** SOURCE RECORDS follows **

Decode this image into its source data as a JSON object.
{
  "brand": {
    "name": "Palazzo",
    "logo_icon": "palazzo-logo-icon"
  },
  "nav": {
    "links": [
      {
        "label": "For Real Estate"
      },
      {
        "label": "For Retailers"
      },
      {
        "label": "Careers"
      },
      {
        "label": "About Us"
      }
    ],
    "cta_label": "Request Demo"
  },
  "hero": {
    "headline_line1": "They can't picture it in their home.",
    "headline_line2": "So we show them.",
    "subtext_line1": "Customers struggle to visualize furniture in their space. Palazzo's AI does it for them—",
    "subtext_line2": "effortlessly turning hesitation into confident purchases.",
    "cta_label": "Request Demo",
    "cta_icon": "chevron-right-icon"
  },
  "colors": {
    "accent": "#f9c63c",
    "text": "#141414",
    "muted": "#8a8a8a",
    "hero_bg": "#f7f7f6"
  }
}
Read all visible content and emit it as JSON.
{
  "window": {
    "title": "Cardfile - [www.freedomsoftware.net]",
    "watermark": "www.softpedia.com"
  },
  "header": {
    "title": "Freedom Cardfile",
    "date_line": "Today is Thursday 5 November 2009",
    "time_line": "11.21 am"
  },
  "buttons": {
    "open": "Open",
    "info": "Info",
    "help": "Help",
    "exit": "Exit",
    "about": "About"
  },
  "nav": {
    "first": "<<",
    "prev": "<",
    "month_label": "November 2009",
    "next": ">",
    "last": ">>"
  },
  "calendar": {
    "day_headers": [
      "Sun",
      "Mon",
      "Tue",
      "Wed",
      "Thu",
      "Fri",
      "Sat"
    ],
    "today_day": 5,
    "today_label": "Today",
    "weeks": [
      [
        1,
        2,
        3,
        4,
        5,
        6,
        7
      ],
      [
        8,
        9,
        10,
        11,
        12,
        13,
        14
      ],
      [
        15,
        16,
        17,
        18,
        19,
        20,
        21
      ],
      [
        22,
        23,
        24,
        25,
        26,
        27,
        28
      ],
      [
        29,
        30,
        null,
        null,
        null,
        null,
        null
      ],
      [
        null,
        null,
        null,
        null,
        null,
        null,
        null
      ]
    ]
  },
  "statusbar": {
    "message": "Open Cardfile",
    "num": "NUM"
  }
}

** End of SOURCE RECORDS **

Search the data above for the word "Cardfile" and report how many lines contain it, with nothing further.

3